“Rage had a unique contribution to metal and was a throwback to the golden age of melodic heavy metal in the best possible sense of that word. These guys carried the torch proudly and […] they did it with a creative, idiosyncratic flare that made them as big as they did become,” wrote AMG himself in a premature and not-dead-yet type of eulogy in February 2015. A year and some change after the attempted disbandment, Rage, or rather mastermind Peter “Peavy” Wagner and two of his fresh henchmen, are back with new material along with grand ideas of a reinvigorated, back-to-the-roots energy and a rediscovered heaviness. Ominous promises that have in the end proven true for The Devil Strikes Again.
Because Rage’s 22nd album really does have more in common with their earlier recordings, such as The Missing Link and Black in Mind, than with anything they’ve made in the meantime, for better or for worse. The Devil Strikes Again is a raw, speedy, and unashamedly simple record built around crunchy, aggressive riffs, and a thrashy take on power/heavy metal that traverses straightforward structures born from a chorus-based formula. Gone are the neoclassical and progressive traits, gone are the orchestrations and any semblances of romanticism in the songwriting. While many might not agree, those elements more often than not enriched Rage’s style and helped them craft an intriguing sound (e.g. String to a Web). As a result, The Devil Strikes Again sounds like a flatter, inferior attempt that also lacks the exuberant, pleasantly catchy, and jump-inducing spices introduced during the Smolski/Terrana era (Unity, Soundchaser, Speak of the Dead). Rather, it opts for a darker, tormented theme that seems to exist in a curious dichotomy with the mood of the music.
To make matters worse and unlike Rage’s releases from the eighties and nineties, the simplicity in songwriting isn’t supported by a required, inversely proportional level of inspiration and instead becomes a burden.

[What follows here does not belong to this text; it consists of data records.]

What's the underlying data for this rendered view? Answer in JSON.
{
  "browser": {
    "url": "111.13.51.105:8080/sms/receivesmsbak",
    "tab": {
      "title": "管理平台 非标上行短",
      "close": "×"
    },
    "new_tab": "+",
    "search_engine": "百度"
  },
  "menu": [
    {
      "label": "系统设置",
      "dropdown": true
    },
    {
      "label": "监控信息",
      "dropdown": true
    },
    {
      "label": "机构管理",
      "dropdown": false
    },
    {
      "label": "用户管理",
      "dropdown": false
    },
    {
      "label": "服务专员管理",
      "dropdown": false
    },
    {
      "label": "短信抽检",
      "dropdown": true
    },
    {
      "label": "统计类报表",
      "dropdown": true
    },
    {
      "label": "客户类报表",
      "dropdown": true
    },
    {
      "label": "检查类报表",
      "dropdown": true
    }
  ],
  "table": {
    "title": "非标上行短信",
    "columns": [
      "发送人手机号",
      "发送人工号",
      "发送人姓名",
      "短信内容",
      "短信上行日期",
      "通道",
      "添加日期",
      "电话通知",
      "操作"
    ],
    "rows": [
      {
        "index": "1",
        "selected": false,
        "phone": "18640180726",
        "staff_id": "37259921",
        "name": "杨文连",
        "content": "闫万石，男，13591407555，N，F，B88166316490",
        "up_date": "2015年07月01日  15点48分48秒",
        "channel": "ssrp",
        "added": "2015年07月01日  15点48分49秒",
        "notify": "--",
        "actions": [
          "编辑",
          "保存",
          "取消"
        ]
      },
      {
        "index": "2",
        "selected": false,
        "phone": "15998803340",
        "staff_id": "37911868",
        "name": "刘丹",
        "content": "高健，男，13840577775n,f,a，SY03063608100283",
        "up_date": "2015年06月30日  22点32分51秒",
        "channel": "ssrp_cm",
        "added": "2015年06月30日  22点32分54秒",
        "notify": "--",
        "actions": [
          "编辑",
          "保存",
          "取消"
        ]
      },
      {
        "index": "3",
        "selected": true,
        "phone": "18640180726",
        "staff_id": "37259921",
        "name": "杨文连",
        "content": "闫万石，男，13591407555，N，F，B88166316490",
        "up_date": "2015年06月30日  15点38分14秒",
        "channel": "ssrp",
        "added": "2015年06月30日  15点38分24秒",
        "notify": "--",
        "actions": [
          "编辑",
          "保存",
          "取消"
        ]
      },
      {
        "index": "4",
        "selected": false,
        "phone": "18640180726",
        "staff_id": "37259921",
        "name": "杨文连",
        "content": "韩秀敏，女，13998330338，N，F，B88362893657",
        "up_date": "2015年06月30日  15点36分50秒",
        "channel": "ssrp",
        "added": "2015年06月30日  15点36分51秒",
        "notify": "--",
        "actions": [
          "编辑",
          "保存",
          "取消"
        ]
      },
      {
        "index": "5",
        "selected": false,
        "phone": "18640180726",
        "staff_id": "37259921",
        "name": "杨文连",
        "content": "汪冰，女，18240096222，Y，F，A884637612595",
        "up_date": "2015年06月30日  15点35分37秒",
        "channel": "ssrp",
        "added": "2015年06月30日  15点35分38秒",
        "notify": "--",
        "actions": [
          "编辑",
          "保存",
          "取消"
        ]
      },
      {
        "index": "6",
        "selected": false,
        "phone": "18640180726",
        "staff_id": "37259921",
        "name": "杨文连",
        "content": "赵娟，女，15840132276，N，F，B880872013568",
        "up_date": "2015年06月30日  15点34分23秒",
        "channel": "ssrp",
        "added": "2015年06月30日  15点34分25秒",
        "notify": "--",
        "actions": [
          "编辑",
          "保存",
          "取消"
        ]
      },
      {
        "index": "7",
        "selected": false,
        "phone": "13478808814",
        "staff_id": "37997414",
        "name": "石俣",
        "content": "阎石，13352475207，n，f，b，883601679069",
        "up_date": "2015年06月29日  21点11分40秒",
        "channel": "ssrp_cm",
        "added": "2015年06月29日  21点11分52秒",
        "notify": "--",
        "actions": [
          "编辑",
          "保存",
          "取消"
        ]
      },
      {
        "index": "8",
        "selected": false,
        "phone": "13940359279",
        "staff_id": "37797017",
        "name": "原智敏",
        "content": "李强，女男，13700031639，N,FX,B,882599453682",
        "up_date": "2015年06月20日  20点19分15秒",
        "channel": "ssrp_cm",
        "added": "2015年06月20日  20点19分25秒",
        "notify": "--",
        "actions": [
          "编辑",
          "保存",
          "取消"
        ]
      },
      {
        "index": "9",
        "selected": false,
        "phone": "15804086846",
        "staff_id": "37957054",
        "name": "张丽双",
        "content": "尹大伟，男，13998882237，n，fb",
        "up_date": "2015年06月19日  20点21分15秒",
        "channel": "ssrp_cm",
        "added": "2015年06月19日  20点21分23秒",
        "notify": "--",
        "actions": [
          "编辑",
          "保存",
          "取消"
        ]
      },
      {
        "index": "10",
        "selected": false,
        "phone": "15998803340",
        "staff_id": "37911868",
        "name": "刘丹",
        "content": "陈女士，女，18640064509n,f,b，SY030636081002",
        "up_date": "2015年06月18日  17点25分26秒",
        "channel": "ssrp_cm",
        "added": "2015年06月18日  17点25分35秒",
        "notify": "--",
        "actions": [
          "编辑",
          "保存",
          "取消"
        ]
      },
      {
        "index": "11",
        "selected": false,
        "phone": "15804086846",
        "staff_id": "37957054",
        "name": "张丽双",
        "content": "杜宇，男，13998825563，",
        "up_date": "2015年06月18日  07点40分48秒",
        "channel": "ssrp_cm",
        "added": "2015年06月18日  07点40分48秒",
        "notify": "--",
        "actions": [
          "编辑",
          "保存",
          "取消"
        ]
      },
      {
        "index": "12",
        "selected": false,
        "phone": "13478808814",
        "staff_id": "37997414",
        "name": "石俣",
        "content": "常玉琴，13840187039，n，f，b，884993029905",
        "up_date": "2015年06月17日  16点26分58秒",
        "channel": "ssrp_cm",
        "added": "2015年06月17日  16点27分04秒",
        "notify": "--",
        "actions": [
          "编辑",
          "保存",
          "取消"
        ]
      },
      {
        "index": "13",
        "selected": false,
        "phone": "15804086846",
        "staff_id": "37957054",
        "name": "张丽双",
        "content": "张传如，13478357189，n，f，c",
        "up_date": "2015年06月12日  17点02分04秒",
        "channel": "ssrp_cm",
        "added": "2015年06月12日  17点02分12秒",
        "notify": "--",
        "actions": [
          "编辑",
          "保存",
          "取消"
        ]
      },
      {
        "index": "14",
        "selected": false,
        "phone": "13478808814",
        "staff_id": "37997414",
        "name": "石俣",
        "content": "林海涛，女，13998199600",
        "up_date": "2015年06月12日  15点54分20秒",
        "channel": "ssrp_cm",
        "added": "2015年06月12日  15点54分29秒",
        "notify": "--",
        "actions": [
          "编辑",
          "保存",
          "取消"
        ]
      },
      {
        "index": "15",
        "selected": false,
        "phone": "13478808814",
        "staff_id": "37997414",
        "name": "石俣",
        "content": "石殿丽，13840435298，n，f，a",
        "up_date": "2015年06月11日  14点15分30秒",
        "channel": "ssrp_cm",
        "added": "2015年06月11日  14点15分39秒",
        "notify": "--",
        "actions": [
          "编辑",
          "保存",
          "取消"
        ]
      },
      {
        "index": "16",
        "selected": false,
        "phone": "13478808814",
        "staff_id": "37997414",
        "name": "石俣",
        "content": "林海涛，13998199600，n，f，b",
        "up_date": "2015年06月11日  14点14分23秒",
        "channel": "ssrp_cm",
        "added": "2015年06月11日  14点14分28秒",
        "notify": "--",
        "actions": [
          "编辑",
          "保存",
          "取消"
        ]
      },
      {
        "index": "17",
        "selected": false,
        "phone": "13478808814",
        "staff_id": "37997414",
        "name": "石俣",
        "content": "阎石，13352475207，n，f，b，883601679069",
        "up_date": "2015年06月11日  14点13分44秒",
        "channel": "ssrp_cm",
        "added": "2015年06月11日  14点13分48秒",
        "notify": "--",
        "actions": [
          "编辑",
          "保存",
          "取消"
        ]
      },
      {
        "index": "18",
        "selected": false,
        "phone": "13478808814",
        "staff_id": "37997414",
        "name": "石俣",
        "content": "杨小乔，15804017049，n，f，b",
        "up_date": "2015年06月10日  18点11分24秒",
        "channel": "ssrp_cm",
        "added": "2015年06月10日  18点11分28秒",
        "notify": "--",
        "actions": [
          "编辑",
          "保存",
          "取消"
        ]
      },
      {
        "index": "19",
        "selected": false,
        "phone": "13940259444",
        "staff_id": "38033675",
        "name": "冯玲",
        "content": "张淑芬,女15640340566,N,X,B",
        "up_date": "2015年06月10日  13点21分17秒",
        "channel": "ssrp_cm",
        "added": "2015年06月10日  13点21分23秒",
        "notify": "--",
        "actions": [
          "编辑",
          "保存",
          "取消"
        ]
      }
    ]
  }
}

Having expunged the problematic element named “Smolski” from the band—Wagner doesn’t seem to joke as he rasps “My way or the highway, it’s heaven or hell” on the unbearably cheesy “My Way”— the band’s path has been reset and remodeled. But there’s an unfilled hole where Smolski’s guitar and influences lay. In hindsight, these circumstances might help explain how the ten solid but disappointing tracks on The Devil Strikes Again came to be. All of them very similar, of almost metronomic, short length, and left without room for progressions or developments. Few songs are worth mentioning among this bunch. “War” and the title track are presented as hardened arena rockers, “Ocean Full of Tears” would be a top-notch scorcher were it not for the furiously over the top chorusing, and “Times of Darkness” proves that Wagner can still write a good near-ballad. The eastern melodies infused in “The Dark Side of the Sun” show what a long way a little variation can take you and as such stands opposite to the mediocre mess that is “Back on Track” that not even a charming, if somewhat uninspired guitar solo can salvage. In all of these songs, heaviness makes a comeback but it can’t escape feeling hollow and strained, as if without a proper framework.
Musicianship-wise, Rage are still an impressive band. Wagner’s vocals are as pleasant as ever in their imperfections, and while guitarist Marcos Rodríguez and drummer Vassilios “Lucky” Maniatopoulos lack some of the finesse or flamboyancy of musicians such as Smolski, Terrana, and Hilgers, they fit their roles and simplified structural positions effectively, churning out relatively interesting riffs and direct, uncomplicated rhythmical patterns. It would be quite unfair to blame either of them of holding the band back. Finally, the production, mixing and mastering (courtesy of Dan Swanö) are reminiscent of the band’s previous record, 21, with Wagner’s bass pushed to the back, but with a generally pleasant, full, and well-defined sound that gives priority to the riffing without overwriting vocals and drums.
In the end, The Devil Strikes Again makes for a solid, yet frustrating release built on almost arena rock propositions but lacking catchy, memorable songs. While some fans will be happy to hear their favorite metallers going back to basics, AMG’s perception of a quirky and, at times, refreshing band might truly be dead.